One of the primary changes in resumes over the last 10 years has been the transition from responsibility-based statements to achievement-based statements. In your search for good resume writing advice, you’ll find a lot of discussion about its importance, but you will also discover that little is available to describe just how it’s done.
In this article, I’ll walk you through the process of transitioning from generic statements to more specific ones that you can include in your IT resume. I’ll start by looking at what is meant by responsibility-based statements. Here are several examples for a software engineer position:
- Create object-oriented designs and documentation that support customer-driven features and requirements.
- Develop compelling and user-friendly applications and user interfaces that enhance the guest experience.
- Demonstrate proficiency for programming, in a variety of languages and design patterns.
These are good solid statements, but all of them are generic and could relate to virtually any software engineer. What these statements lack is a clear connection with specific projects and the value they provided — the reader is left with no knowledge of who benefited from their work and how they benefited.

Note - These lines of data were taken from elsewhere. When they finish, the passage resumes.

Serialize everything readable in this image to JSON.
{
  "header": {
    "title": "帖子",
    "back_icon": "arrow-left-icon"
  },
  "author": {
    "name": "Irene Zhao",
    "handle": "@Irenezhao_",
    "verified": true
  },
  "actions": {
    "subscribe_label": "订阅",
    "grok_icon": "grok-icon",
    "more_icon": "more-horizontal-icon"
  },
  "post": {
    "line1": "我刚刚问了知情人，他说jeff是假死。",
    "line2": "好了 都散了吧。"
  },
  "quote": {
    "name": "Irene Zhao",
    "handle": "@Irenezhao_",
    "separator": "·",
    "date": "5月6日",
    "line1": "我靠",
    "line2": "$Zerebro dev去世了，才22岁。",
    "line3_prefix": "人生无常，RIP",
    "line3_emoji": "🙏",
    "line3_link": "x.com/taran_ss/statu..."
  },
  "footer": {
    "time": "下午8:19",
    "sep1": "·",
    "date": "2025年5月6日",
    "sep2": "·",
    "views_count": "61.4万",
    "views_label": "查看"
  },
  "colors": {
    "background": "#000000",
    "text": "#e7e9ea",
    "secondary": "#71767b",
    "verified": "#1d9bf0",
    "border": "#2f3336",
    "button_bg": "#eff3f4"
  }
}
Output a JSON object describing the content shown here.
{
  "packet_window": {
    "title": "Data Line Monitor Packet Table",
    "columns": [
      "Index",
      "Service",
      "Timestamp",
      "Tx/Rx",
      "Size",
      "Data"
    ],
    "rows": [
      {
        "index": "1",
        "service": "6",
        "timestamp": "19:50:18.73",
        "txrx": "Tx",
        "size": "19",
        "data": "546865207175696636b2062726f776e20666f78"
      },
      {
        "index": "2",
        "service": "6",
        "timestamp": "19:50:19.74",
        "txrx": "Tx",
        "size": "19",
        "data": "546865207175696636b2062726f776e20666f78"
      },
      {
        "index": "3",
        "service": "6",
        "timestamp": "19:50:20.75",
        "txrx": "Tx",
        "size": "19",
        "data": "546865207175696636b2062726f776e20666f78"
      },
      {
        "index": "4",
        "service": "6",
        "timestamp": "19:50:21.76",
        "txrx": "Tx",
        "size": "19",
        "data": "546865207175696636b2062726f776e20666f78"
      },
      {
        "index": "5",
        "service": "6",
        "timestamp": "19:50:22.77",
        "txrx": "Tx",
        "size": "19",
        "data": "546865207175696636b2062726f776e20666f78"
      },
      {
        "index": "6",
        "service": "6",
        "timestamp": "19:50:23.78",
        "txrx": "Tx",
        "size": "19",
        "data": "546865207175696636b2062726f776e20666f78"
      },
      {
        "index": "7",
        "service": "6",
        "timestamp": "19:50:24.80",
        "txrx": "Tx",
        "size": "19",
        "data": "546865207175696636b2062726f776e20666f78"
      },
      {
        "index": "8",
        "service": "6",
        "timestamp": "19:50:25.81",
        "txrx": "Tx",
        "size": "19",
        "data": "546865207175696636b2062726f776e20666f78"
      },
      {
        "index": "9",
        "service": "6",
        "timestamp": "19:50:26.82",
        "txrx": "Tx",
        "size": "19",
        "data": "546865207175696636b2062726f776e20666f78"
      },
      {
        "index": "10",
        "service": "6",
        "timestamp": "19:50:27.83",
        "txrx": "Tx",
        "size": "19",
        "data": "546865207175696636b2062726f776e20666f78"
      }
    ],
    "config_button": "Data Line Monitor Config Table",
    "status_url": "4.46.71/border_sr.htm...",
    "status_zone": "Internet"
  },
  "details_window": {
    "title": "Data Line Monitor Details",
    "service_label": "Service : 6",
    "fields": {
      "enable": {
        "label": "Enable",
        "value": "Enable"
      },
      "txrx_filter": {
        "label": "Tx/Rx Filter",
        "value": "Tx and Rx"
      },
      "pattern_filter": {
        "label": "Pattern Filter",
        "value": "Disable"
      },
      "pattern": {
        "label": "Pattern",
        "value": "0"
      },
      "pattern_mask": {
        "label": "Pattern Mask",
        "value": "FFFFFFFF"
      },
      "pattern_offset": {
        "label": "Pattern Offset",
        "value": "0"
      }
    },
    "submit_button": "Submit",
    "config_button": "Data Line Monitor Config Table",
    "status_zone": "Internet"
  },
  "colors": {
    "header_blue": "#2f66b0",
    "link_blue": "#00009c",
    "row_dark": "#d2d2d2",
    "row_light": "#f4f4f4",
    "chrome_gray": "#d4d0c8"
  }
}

When moving from generic to specific, think about the actual projects on which you’ve worked. Below is an example of how a developer used an achievement-based statement to describe his work.
- Designed and developed a “form” processing engine for a web-based application that integrated with a content management system. Enabled non-technical staff to quickly create complex business rules for processing web forms.
Who benefited and how did they benefit? The business benefited because non-technical staff could work independently on activities that, in the past, had been delegated to the technical team.
What did the software engineer accomplish? Designed and developed a “form” processing engine that integrated with the company’s CMS.
Following are other examples of how this process works. Note that I’ve provided examples of achievements that describe business value, as well as achievements that describe technical value. For IT professionals, not everything can be connected with the business.
Business Value Connections
- Created a Crystal Report environment that enabled first-ever analysis of administrative and surgical measures by hospital’s senior management team. Defined and implemented measures for procedure and case volume, inventory usage, physician usage, cost/case, vendor market share usage, etc.
Who benefited and how did they benefit? In the past, senior management had never been able to correctly analyze these particular items because so much of the data was in multiple, disparate databases.
What did you accomplish? Created a Crystal Report environment with integrated measures.